If I have the class Rectangle

Class rectangle{

    void getInfo() const;

And main

int main(){
    vector<Rectangle> v;
    for (vector<Rectangle>::const_iterator it = v.begin() ; it != v.end(); ++it){



returns me right value about all vector contents and


return me an error?

i learned that iterators are like pointer.. and for take its content you should deference it..

  • -> is a dereference operator – M.M Sep 24 '18 at 7:41



returns me right value about all vector contents

it is an iterator. An iterator can be dereferenced to access the item it refers to, and both operator* and operator-> are acceptable ways to dereference an iterator. it->getInfo() is the same as (*it).getInfo().



return me an error?

operator-> has a higher precedence than operator*, so the expression above is evaluated as if it had been written as *(it->getInfo()), which fails since getInfo() does not return a type that can be dereferenced with operator*.

Even if the compiler evaluated it the other way, (*it)->getInfo() would also fail since rectangle does not have an overloaded operator->.

i learned that iterators are like pointer..

LIKE pointers, but not guaranteed to BE pointers. All pointers are iterators, but not all iterators are pointers.


is correct because; iterator and -> is dereferencing it.

*it->getInfo(); incorrect

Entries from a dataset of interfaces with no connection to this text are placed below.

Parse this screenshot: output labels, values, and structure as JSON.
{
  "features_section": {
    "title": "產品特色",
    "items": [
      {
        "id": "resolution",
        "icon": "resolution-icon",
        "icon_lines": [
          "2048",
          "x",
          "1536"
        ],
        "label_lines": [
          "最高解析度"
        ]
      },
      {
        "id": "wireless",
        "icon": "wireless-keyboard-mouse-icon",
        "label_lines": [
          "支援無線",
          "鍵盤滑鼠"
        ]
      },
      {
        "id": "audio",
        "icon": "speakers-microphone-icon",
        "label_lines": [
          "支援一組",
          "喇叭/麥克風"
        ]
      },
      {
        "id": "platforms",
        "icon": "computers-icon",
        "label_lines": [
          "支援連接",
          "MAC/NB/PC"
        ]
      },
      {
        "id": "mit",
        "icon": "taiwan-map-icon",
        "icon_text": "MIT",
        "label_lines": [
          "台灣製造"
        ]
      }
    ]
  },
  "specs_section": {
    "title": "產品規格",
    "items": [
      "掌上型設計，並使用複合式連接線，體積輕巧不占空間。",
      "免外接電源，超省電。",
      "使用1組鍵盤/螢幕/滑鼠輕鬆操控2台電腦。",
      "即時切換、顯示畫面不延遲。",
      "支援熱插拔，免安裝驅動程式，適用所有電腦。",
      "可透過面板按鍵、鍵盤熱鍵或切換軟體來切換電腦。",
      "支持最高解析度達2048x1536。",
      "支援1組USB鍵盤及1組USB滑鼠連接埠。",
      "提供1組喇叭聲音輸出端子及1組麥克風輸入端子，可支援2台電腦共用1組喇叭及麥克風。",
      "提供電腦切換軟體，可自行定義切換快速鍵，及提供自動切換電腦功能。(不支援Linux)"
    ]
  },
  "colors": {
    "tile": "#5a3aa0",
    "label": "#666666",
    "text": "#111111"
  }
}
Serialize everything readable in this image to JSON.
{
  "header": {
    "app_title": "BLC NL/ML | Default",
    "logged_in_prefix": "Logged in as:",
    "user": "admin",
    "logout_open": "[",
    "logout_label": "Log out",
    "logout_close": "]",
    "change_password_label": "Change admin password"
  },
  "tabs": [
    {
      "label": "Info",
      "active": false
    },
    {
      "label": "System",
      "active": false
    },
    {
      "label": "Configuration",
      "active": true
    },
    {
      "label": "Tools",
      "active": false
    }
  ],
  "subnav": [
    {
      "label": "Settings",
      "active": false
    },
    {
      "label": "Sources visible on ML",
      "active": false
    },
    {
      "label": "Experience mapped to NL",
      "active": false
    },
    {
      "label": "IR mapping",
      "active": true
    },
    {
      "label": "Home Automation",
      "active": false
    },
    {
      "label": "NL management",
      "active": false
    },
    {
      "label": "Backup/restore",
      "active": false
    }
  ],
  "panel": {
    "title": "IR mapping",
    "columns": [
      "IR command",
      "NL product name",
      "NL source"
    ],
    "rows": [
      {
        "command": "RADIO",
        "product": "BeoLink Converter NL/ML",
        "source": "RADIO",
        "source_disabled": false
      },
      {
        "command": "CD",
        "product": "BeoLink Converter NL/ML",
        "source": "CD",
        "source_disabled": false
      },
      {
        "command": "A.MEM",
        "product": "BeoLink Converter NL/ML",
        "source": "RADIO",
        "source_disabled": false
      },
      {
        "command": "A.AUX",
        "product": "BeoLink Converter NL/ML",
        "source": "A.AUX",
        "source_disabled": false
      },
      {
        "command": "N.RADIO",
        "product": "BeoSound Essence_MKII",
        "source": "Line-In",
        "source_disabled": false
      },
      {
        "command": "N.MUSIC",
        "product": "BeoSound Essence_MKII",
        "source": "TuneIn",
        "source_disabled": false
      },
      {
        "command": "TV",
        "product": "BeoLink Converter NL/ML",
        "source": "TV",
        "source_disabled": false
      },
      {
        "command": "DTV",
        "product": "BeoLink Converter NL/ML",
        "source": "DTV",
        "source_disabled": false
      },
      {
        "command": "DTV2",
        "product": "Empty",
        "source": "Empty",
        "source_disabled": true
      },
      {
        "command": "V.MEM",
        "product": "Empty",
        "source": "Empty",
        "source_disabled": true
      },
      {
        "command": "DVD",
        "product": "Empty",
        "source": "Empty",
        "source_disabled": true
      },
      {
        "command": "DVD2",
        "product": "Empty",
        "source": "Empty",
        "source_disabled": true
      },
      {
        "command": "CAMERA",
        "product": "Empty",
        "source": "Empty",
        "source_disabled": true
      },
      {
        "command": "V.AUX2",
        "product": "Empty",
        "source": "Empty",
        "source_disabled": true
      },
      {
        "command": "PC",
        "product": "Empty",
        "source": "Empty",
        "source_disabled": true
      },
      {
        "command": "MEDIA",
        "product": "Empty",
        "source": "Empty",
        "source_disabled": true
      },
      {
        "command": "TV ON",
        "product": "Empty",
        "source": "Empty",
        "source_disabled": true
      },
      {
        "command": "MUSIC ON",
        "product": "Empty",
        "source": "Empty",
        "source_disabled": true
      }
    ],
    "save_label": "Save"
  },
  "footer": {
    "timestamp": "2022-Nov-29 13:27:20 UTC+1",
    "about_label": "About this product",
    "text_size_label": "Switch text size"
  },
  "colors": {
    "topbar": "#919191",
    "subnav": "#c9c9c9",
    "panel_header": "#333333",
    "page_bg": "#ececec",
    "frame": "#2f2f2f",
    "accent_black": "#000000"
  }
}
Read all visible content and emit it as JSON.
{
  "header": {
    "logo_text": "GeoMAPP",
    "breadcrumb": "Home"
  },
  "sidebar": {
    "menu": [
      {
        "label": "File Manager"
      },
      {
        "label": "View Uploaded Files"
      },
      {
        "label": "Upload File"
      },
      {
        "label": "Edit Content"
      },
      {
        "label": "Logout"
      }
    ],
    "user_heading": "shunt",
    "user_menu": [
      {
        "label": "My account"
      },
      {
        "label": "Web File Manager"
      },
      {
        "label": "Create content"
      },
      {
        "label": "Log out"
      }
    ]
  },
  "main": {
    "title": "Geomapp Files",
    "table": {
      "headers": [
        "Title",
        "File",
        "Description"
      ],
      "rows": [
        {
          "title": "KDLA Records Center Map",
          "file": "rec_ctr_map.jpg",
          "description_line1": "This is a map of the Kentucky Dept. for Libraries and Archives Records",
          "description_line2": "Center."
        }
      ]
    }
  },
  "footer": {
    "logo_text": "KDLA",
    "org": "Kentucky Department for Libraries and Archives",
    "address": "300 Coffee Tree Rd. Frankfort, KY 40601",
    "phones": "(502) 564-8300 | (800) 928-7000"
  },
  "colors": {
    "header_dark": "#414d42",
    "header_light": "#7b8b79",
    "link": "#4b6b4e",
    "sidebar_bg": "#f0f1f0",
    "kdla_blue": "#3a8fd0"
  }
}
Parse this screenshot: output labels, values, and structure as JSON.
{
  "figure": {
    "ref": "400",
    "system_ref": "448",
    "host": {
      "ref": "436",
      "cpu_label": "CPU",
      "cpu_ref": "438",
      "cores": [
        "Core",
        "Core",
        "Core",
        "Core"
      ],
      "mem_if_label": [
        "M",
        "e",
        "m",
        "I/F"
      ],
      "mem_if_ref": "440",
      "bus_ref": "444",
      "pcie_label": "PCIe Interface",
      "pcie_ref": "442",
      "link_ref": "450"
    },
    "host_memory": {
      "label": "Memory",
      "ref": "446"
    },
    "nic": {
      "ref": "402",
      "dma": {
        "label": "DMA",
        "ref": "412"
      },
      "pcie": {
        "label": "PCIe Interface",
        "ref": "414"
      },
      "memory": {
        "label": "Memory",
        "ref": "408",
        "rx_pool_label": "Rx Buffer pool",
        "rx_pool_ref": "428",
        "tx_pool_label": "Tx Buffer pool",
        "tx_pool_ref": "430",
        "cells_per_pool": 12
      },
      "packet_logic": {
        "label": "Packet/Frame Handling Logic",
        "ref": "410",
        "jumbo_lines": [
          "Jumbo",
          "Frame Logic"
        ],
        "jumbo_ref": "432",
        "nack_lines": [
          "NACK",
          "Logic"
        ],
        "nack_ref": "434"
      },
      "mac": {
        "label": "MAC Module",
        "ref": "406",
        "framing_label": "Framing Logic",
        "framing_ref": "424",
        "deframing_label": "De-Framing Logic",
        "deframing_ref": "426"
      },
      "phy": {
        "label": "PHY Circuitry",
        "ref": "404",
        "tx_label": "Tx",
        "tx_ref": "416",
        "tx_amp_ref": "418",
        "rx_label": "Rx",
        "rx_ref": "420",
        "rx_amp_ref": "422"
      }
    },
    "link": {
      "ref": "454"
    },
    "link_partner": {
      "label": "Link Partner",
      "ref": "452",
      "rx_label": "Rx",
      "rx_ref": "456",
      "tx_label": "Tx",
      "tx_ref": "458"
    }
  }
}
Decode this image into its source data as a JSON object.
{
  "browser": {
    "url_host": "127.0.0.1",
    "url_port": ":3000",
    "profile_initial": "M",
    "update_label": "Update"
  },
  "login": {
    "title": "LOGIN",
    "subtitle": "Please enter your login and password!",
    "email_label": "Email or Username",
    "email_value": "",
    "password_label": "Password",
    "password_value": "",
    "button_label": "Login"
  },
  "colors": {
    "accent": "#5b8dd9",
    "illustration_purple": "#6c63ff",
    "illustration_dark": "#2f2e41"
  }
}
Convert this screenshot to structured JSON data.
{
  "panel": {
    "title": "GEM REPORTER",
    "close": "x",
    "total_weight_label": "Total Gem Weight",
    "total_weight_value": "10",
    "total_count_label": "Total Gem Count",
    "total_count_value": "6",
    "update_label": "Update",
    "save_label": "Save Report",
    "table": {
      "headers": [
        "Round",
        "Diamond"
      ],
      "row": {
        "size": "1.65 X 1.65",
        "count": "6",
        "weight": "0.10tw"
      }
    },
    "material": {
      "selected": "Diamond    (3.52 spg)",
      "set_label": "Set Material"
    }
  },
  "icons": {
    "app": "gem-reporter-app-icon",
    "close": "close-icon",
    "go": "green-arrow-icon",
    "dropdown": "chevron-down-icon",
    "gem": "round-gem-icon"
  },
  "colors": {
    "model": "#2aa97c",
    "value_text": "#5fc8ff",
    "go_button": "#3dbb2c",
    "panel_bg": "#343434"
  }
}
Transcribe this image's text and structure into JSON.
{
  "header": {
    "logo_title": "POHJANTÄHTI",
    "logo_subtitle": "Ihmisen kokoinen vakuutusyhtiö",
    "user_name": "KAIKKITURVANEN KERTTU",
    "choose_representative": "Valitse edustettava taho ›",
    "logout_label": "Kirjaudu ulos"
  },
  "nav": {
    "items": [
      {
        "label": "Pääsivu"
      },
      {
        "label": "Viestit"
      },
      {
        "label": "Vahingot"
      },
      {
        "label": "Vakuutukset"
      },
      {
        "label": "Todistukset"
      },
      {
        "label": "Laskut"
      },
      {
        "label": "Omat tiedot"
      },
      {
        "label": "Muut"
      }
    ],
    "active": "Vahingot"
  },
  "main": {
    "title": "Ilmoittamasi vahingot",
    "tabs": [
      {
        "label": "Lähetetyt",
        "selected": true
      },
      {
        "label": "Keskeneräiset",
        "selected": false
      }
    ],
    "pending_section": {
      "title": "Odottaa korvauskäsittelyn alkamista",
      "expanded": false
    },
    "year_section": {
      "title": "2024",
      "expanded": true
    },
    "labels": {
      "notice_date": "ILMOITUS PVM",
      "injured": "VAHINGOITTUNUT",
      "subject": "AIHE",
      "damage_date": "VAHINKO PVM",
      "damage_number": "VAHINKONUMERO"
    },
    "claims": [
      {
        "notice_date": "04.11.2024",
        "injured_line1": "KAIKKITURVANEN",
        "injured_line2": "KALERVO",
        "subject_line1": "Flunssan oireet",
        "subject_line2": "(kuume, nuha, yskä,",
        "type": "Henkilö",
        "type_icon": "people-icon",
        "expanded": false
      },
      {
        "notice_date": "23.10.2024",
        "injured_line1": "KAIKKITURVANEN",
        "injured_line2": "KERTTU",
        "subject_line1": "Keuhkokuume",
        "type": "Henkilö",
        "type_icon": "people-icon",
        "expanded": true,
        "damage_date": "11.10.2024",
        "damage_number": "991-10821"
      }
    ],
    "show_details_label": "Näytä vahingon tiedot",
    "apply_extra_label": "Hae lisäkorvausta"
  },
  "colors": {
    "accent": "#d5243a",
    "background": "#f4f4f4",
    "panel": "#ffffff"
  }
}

in Short, -> is a shortcut to (*it).getINfo(); in term of writing and it is better to read.

  • 1
    "iterator is a pointer" - not always. But iterators are designed to imitate pointers, so many pointer operations can also be applied to iterators – Remy Lebeau Sep 24 '18 at 7:56

There are two ways to dereference a pointer, one is by *, and one by ->, where the latter must be followed by a data member or member function associated with the static type of the pointee. Example:

void doStuff(const Rectangle&); 

Rectangle rect{/* ... */};
Rectangle *pointer = &rect;

doStuff(*pointer); // dereference the pointer

const double width = pointer->width(); // dereference and use a width() member function

The same applies to iterators, where these operators are overloaded. In your case,

//^^ dereference the iterator

does the dereferencing by operator ->, while *it->getInfo() tries to dereference the return type of getInfo(), which is void. By the way, getInfo() for a member function returning void is a confusing name, you might to overthink that. And let me plug a second suggestion here: the loop can be simplified by range based for loop like this:

for (const Rectangle& rect : v) {

Note that the loop variable rect is a const-qualfied reference, and not an iterator anymore - hence, no need to dereference anything.

Your Answer

By clicking “Post Your Answer”, you agree to our terms of service, privacy policy and cookie policy

Not the answer you're looking for? Browse other questions tagged or ask your own question.